“I was sitting on the bed in the resus bay, and I could just sense it. There was this blackness coming over my body, I could feel it moving up my arms and legs.
“I knew my heart was shutting down and I was dying. It’s hard to understand, but it was this overwhelming darkness, an impending doom.”
This was the moment Sandra Wardrop nearly died from an allergic reaction to a chicken curry aged 44.
Food allergies are much more common in children. One in 20 aged 10-14 have them. Post continues after video.
The New South Wales nurse didn’t grow up with food allergies. In fact, 2014 was her very first experience with them.
In the February she had a slight reaction to a prawn goa, and in the May she had a different curry, but one she’d eaten numerous times before, and had a severe anaphylaxis event that nearly killed her.
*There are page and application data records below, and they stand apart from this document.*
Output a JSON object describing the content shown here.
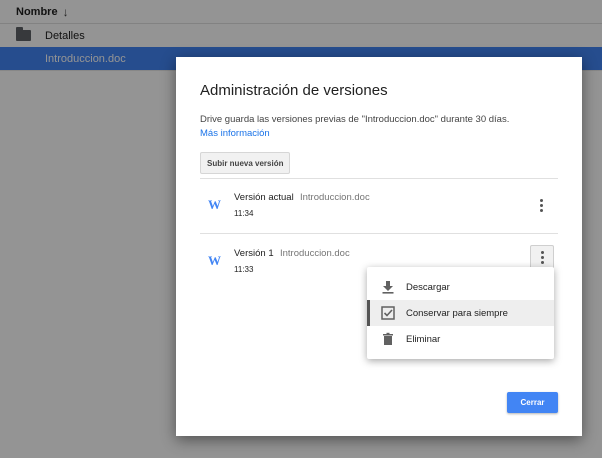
{
  "file_list": {
    "header": {
      "name_label": "Nombre"
    },
    "rows": [
      {
        "name": "Detalles",
        "type": "folder"
      },
      {
        "name": "Introduccion.doc",
        "type": "file"
      }
    ]
  },
  "dialog": {
    "title": "Administración de versiones",
    "description": "Drive guarda las versiones previas de \"Introduccion.doc\" durante 30 días.",
    "more_info_link": "Más información",
    "upload_button": "Subir nueva versión",
    "versions": [
      {
        "label": "Versión actual",
        "file": "Introduccion.doc",
        "time": "11:34",
        "icon": "W"
      },
      {
        "label": "Versión 1",
        "file": "Introduccion.doc",
        "time": "11:33",
        "icon": "W"
      }
    ],
    "close_button": "Cerrar"
  },
  "context_menu": {
    "items": [
      {
        "label": "Descargar",
        "icon": "download-icon"
      },
      {
        "label": "Conservar para siempre",
        "icon": "checkbox-icon"
      },
      {
        "label": "Eliminar",
        "icon": "trash-icon"
      }
    ]
  },
  "colors": {
    "accent": "#4285f4",
    "link": "#1a73e8"
  }
}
Never before had she had a single symptom. She is one of the rare few who develop a severe food allergy in adulthood.
Sandra went from no issues at all to being allergic to cumin, coriander, tumeric, nutmeg, fennel, mustards, fenugreek and seafood.
“My immunologists told me I am 1 in 10,000 maybe even 1 in 100,000,” Sandra told Mamamia.
How? She isn’t sure, neither are immunologists. There’s barely any research.
“There are theories [as to why I developed allergies so late],” Sandra explained. “I was peri-menopausal, so my hormones were changing. I also have asthma and hayfever, and they can harbour this process.”
Allergy professor Associate Professor Richard Loh told Mamamia their other theory for late onset allergies is linked to gastro.